Las Vegas would not exist without Hoover dam. Portland and Seattle would be shadows of their present self without the dams on the Columbia and its tributaries.
The last great master builder of the 20th Century was Governor Edmund G “Pat” Brown of California. From 1959 to 1967 he led California by building the state’s freeway system, obtaining voter approval of the California Water Project, which sent northern California water to the thirsty southern California, and with the advice of Clark Kerr, President of the University of California, securing legislative approval of the California Master Plan of Higher Education. Governor Brown and President Clark Kerr created 3 new campuses of the University of California in Irvine, San Diego, and Santa Cruz. They built the University of California into the world’s greatest university system with the Berkeley campus ranked the world’s greatest university in 1964.
That was then; this is now. The California Legislature now appropriates more for the prison system than higher education, and the campuses are suffering from deferred maintenance.
Governor Brown’s son, Jerry Brown during his first governorship 8 years later, adopted “Less is more” as his mantra. Less is not always more, as shown by the California electrical shortages a decade ago, magnified by a statutory scheme that defied common sense and basic economics, and gamed by Enron. California illustrates the risks of a large population growth unaccompanied by capacity increases.
Our infrastructure, the dams, bridges, tunnels, and roads suffer from deferred maintenance. Transportation for America reported last year that 69,223 bridges, over 11% of the nation’s total, were classified as “structurally deficient.” New York is currently wrestling with the safety of the Tappen Zee Dam.
We need an infrastructure which meets our needs, has a sufficient reserve capacity, and does not suffer from deferred maintenance. The San Onofre nuclear power plant in
Southern California is shut down for an indefinite period for safety reasons. The fear is that California will lack sufficient capacity during the hot days of summer, bringing back the blackouts of a decade ago. California lacks the normal 15% reserve capacity.
The Army Corps of Engineers last century built the infrastructure of America, especially with water resources. Now, the Corps devotes a substantial amount of its resources to regulation.

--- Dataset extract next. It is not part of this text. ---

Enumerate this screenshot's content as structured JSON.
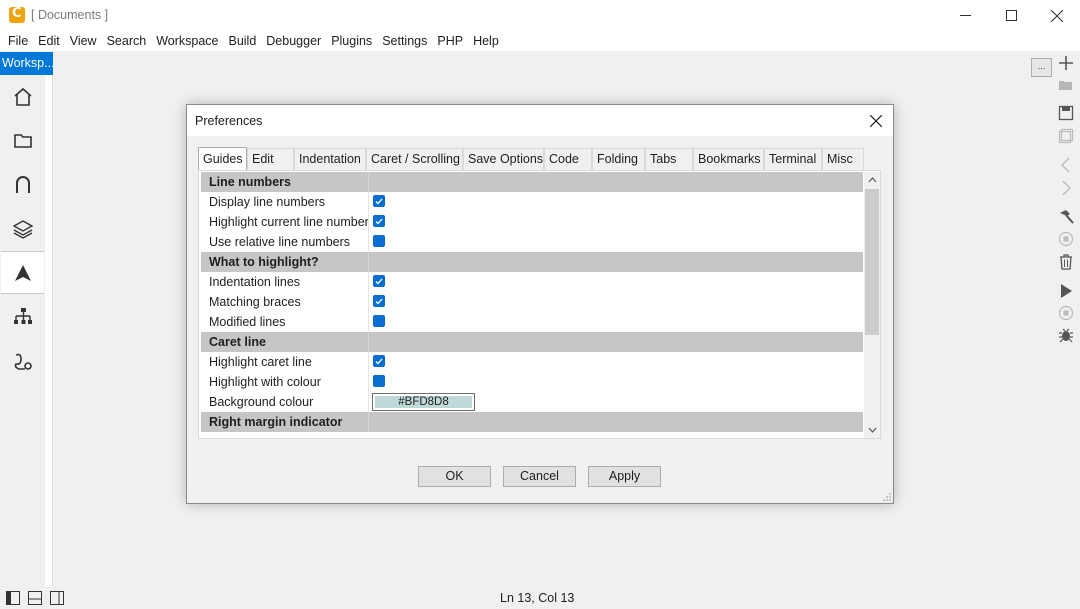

Our master builders built the Bay Bridge, Golden Gate Bridge, Bonneville Dam, Grand Coulee Dam, and Rockefeller Center during the Depression. None might be constructed today.
The master builders conquered the wilderness, mountains, plains, rivers, and deserts of America. They never encountered environmental impact statements, the Endangered Species Act, NIMBY’s, the EPA, or the California Coastal Commission.